Above all, remember that improving employee engagement doesn’t have a finish line – it's an ongoing process. These plans are designed to be continuous, and further evaluations and adjustments will eventually need to be made if you want to measure progress on your team. Don’t be afraid to reevaluate your engagement plan every month or two, set new goals, and tackle new metrics.
Sending out pulse surveys that cover the same metrics and asking employee engagement questions on similar topics can help you see how much positive change has resulted from your plan. Pulse surveys help you easily spot any fluctuations or trends because they measure the same metrics over time. Officevibe's Pulse Surveys are quick to answer and reports are easy to read, so they never take time away from you and your team doing what you do best.
Examples of employee engagement action plans
Let's take a look at some common employee engagement areas that can prove challenging for most teams, and how you can go about building your action plan.
Note that the tables below provide simplified versions of employee engagement action plans.
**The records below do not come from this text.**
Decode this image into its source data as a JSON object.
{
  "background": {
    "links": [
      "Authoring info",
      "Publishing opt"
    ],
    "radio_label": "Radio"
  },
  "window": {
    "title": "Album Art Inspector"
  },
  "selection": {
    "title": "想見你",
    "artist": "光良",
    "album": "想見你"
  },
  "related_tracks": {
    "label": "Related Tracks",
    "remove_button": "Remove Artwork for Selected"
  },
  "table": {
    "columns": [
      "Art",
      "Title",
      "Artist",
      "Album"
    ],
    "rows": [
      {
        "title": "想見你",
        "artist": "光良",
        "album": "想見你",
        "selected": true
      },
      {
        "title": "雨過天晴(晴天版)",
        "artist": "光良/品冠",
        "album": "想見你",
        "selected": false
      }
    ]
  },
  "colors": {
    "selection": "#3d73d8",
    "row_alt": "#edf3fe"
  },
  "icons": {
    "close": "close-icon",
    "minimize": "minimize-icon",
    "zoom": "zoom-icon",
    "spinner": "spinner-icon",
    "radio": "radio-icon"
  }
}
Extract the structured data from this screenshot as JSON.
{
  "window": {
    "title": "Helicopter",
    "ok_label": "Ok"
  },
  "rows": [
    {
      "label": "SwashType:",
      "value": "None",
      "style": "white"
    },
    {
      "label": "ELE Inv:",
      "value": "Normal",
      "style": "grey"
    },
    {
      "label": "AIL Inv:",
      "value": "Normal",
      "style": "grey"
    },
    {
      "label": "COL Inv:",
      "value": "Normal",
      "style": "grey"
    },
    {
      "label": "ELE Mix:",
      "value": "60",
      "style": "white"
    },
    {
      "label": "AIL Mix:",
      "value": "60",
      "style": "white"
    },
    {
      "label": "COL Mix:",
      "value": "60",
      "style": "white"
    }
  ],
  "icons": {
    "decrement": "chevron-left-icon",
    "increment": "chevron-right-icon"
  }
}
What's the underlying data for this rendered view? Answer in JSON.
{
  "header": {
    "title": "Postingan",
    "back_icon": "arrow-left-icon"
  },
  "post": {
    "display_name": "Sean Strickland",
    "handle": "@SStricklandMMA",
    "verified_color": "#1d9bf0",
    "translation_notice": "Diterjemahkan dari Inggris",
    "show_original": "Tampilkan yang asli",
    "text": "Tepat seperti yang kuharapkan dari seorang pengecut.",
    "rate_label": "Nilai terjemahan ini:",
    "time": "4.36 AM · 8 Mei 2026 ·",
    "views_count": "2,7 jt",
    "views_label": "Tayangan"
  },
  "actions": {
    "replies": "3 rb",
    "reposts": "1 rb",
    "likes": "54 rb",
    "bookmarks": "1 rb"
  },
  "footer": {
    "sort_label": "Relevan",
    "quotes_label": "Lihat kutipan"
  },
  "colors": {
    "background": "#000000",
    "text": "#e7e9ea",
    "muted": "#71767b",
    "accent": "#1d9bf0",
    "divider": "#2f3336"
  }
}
Use these templates as jumping-off points and really make them your own!
Employee well-being action plan
|Areas of improvement||Previous surveys and one-on-one meetings shone a light on the fact that employee stress levels are high.|
|Feedback type||Weekly pulse surveys|
|Team objectives||Reduce employee stress in the workplace and improve team health.|
|Initiatives||- Work with human resources and other wellness specialists to provide resources on stress reduction.|
- Ensure employees take their full lunch breaks and step away from their desks for 10 minutes every hour.
- Organize virtual or in-person yoga/guided meditation sessions.
|Time frame||This will be an ongoing process, but we would like to see improvements in employee well-being and a reduction in stress levels within two weeks.|
|Desired outcome||Employees reporting lower levels of stress and higher levels of employee happiness.|
Professional development action plan
|Areas of improvement||Employees voiced frustration over a lack of growth opportunities within the company/team and the inability to keep up with new industry skill sets.|
|Feedback type||Bi-weekly pulse surveys and one-on-one meetings|
|Team objectives||Create opportunities for professional development so that employees feel confident in their abilities and place within the organization.|
|Initiatives||- Offer weekly workshops led by specialists to sharpen/learn new industry skills.|
- Meet with employees to discuss long-term plans at the company.
- Provide funding for professional development courses.
|Time frame||Ongoing process, but ideally see improvements in job satisfaction metrics within four weeks.|
|Desired outcome||Instill a sense of pride and purpose in employees to improve overall engagement, and promote employees who show initiative and promise.|
An employee engagement action plan for the long-term
You can always take quick steps to improve employee engagement on your team. But the best action plan is one that can be deployed long-term. This doesn’t mean it has to be a significant investment of time, effort, or money – it means it’s something you tend to do over time and adjust as needed.
Recap: How to build an employee engagement action plan for your team
- Review the data and identify which areas to prioritize. You might want to prioritize the lowest-scoring metrics from your engagement survey or any area that’s a current pain point for your team.
- Engage employees in action planning for these challenges. Your team knows their dynamic and workflows best, and have valuable insights on how they might improve things.
- Determine your goals and your endgame. Having a vision of where you want to end up gives you a clearer idea of how to get there. Make sure these goals are realistic and actionable.
- Follow up on progress. If you don't follow up and take stock of whether or not engagement initiatives are working, what's it all been about, then?
And with a sidekick like Officevibe's employee engagement solution to automate most of the work, you’ll be well-equipped to develop a plan that is tailor-made for your team.
But don't just take it from us: read how Officevibe has helped major enterprises like Alithya keep their employee engagement high in this recent interview.